For results based on the total sample of Republican registered voters, one can say with 95% confidence that the maximum margin of sampling error is ±4 percentage points.
Interviews are conducted with respondents on landline telephones and cellular phones, with interviews conducted in Spanish for respondents who are primarily Spanish-speaking. Each sample includes a minimum quota of 400 cell phone respondents and 600 landline respondents per 1,000 national adults, with additional minimum quotas among landline respondents by region. Landline telephone numbers are chosen at random among listed telephone numbers. Cell phone numbers are selected using random-digit-dial methods. Landline respondents are chosen at random within each household on the basis of which member had the most recent birthday.
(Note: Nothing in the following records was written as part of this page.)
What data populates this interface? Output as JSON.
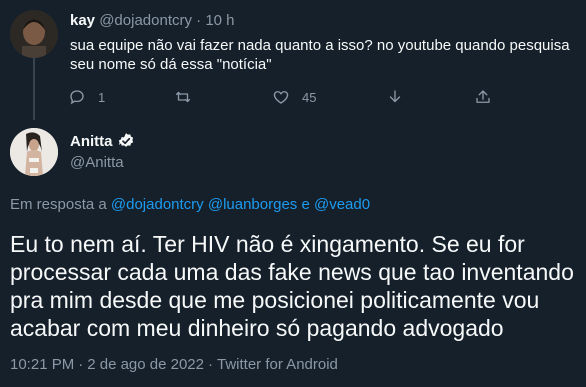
{
  "reply": {
    "name": "kay",
    "handle": "@dojadontcry",
    "separator": "·",
    "time": "10 h",
    "text": "sua equipe não vai fazer nada quanto a isso? no youtube quando pesquisa seu nome só dá essa \"notícia\"",
    "actions": {
      "reply_count": "1",
      "retweet_count": "",
      "like_count": "45"
    }
  },
  "tweet": {
    "name": "Anitta",
    "handle": "@Anitta",
    "replying_to_prefix": "Em resposta a",
    "mention_1": "@dojadontcry",
    "mention_2": "@luanborges",
    "conjunction": "e",
    "mention_3": "@vead0",
    "text": "Eu to nem aí. Ter HIV não é xingamento. Se eu for processar cada uma das fake news que tao inventando pra mim desde que me posicionei politicamente vou acabar com meu dinheiro só pagando advogado",
    "time": "10:21 PM",
    "date": "2 de ago de 2022",
    "source": "Twitter for Android",
    "meta_separator": "·"
  },
  "colors": {
    "background": "#15202b",
    "text": "#f7f9f9",
    "muted": "#8b98a5",
    "link": "#1d9bf0",
    "verified": "#1d9bf0"
  }
}
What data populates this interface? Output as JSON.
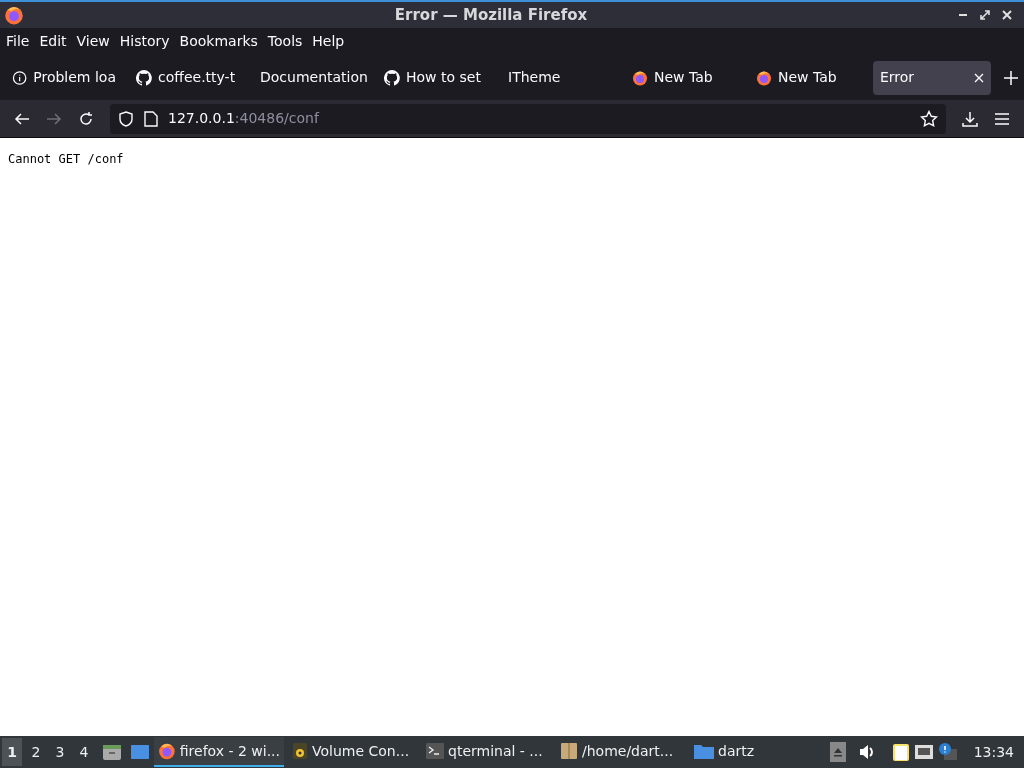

Samples are weighted by gender, age, race, Hispanic ethnicity, education, region, adults in the household, and phone status (cell phone only/landline only/both, cell phone mostly, and having an unlisted landline number). Demographic weighting targets are based on the March 2010 Current Population Survey figures for the aged 18 and older non-institutionalized population living in U.S. telephone households. All reported margins of sampling error include the computed design effects for weighting and sample design.
In addition to sampling error, question wording and practical difficulties in conducting surveys can introduce error or bias into the findings of public opinion polls.
For more details on Gallup's polling methodology, visit http://www.gallup.com/.